(Material for this exercise begins)
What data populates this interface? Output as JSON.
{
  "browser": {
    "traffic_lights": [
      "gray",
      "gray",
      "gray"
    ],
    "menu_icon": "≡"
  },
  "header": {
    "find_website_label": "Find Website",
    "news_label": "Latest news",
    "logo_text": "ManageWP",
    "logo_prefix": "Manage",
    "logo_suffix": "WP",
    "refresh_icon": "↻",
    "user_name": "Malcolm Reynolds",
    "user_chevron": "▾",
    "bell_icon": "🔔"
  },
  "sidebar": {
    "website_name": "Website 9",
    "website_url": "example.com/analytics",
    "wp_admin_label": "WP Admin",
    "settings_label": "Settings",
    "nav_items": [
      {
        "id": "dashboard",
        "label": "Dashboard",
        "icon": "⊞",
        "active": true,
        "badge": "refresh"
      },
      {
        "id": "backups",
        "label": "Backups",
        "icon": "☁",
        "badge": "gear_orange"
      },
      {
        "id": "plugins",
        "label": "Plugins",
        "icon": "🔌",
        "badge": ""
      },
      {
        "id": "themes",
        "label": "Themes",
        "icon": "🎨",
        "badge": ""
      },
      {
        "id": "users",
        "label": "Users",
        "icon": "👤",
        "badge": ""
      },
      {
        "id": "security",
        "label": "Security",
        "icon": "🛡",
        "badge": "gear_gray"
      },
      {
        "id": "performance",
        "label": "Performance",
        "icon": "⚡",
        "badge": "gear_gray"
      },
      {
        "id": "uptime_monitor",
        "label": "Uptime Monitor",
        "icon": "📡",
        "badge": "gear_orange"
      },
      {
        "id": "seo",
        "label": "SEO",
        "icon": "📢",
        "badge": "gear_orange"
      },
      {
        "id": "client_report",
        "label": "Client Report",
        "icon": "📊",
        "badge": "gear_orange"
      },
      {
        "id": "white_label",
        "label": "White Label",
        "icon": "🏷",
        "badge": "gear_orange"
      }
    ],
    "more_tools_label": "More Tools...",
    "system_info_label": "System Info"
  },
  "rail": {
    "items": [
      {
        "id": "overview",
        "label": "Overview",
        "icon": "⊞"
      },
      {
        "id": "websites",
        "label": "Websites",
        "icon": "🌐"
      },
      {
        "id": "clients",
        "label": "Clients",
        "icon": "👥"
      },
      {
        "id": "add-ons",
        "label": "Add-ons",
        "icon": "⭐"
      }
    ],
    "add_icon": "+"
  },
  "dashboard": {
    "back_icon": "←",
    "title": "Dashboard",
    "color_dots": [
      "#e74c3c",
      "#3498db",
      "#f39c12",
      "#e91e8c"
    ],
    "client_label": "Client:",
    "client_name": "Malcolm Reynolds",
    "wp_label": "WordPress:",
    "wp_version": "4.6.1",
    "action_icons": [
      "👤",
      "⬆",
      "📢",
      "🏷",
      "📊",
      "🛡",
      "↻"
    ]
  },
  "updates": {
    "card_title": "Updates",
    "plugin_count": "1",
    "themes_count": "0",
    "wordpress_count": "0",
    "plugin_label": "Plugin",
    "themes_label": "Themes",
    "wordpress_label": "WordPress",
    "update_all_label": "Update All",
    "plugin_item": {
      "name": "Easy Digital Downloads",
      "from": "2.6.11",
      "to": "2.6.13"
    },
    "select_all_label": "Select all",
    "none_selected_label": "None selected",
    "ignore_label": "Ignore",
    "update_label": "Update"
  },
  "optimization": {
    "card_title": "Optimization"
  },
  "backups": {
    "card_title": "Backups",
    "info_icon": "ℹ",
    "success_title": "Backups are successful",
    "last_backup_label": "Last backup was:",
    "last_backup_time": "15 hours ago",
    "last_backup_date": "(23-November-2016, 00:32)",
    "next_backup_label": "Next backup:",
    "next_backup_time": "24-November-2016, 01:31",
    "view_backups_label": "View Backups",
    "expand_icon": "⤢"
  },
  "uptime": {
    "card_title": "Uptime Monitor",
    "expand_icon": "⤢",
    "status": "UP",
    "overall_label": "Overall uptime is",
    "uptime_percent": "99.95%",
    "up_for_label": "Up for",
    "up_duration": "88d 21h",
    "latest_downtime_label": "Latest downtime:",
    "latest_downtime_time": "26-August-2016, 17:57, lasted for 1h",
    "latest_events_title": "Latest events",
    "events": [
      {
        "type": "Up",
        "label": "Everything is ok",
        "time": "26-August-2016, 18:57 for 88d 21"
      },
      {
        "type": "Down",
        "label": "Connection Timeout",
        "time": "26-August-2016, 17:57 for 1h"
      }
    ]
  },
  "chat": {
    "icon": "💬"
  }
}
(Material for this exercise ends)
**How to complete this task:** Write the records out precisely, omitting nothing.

**Response area:**
What data populates this interface? Output as JSON.
{
  "browser": {
    "traffic_lights": [
      "gray",
      "gray",
      "gray"
    ],
    "menu_icon": "≡"
  },
  "header": {
    "find_website_label": "Find Website",
    "news_label": "Latest news",
    "logo_text": "ManageWP",
    "logo_prefix": "Manage",
    "logo_suffix": "WP",
    "refresh_icon": "↻",
    "user_name": "Malcolm Reynolds",
    "user_chevron": "▾",
    "bell_icon": "🔔"
  },
  "sidebar": {
    "website_name": "Website 9",
    "website_url": "example.com/analytics",
    "wp_admin_label": "WP Admin",
    "settings_label": "Settings",
    "nav_items": [
      {
        "id": "dashboard",
        "label": "Dashboard",
        "icon": "⊞",
        "active": true,
        "badge": "refresh"
      },
      {
        "id": "backups",
        "label": "Backups",
        "icon": "☁",
        "badge": "gear_orange"
      },
      {
        "id": "plugins",
        "label": "Plugins",
        "icon": "🔌",
        "badge": ""
      },
      {
        "id": "themes",
        "label": "Themes",
        "icon": "🎨",
        "badge": ""
      },
      {
        "id": "users",
        "label": "Users",
        "icon": "👤",
        "badge": ""
      },
      {
        "id": "security",
        "label": "Security",
        "icon": "🛡",
        "badge": "gear_gray"
      },
      {
        "id": "performance",
        "label": "Performance",
        "icon": "⚡",
        "badge": "gear_gray"
      },
      {
        "id": "uptime_monitor",
        "label": "Uptime Monitor",
        "icon": "📡",
        "badge": "gear_orange"
      },
      {
        "id": "seo",
        "label": "SEO",
        "icon": "📢",
        "badge": "gear_orange"
      },
      {
        "id": "client_report",
        "label": "Client Report",
        "icon": "📊",
        "badge": "gear_orange"
      },
      {
        "id": "white_label",
        "label": "White Label",
        "icon": "🏷",
        "badge": "gear_orange"
      }
    ],
    "more_tools_label": "More Tools...",
    "system_info_label": "System Info"
  },
  "rail": {
    "items": [
      {
        "id": "overview",
        "label": "Overview",
        "icon": "⊞"
      },
      {
        "id": "websites",
        "label": "Websites",
        "icon": "🌐"
      },
      {
        "id": "clients",
        "label": "Clients",
        "icon": "👥"
      },
      {
        "id": "add-ons",
        "label": "Add-ons",
        "icon": "⭐"
      }
    ],
    "add_icon": "+"
  },
  "dashboard": {
    "back_icon": "←",
    "title": "Dashboard",
    "color_dots": [
      "#e74c3c",
      "#3498db",
      "#f39c12",
      "#e91e8c"
    ],
    "client_label": "Client:",
    "client_name": "Malcolm Reynolds",
    "wp_label": "WordPress:",
    "wp_version": "4.6.1",
    "action_icons": [
      "👤",
      "⬆",
      "📢",
      "🏷",
      "📊",
      "🛡",
      "↻"
    ]
  },
  "updates": {
    "card_title": "Updates",
    "plugin_count": "1",
    "themes_count": "0",
    "wordpress_count": "0",
    "plugin_label": "Plugin",
    "themes_label": "Themes",
    "wordpress_label": "WordPress",
    "update_all_label": "Update All",
    "plugin_item": {
      "name": "Easy Digital Downloads",
      "from": "2.6.11",
      "to": "2.6.13"
    },
    "select_all_label": "Select all",
    "none_selected_label": "None selected",
    "ignore_label": "Ignore",
    "update_label": "Update"
  },
  "optimization": {
    "card_title": "Optimization"
  },
  "backups": {
    "card_title": "Backups",
    "info_icon": "ℹ",
    "success_title": "Backups are successful",
    "last_backup_label": "Last backup was:",
    "last_backup_time": "15 hours ago",
    "last_backup_date": "(23-November-2016, 00:32)",
    "next_backup_label": "Next backup:",
    "next_backup_time": "24-November-2016, 01:31",
    "view_backups_label": "View Backups",
    "expand_icon": "⤢"
  },
  "uptime": {
    "card_title": "Uptime Monitor",
    "expand_icon": "⤢",
    "status": "UP",
    "overall_label": "Overall uptime is",
    "uptime_percent": "99.95%",
    "up_for_label": "Up for",
    "up_duration": "88d 21h",
    "latest_downtime_label": "Latest downtime:",
    "latest_downtime_time": "26-August-2016, 17:57, lasted for 1h",
    "latest_events_title": "Latest events",
    "events": [
      {
        "type": "Up",
        "label": "Everything is ok",
        "time": "26-August-2016, 18:57 for 88d 21"
      },
      {
        "type": "Down",
        "label": "Connection Timeout",
        "time": "26-August-2016, 17:57 for 1h"
      }
    ]
  },
  "chat": {
    "icon": "💬"
  }
}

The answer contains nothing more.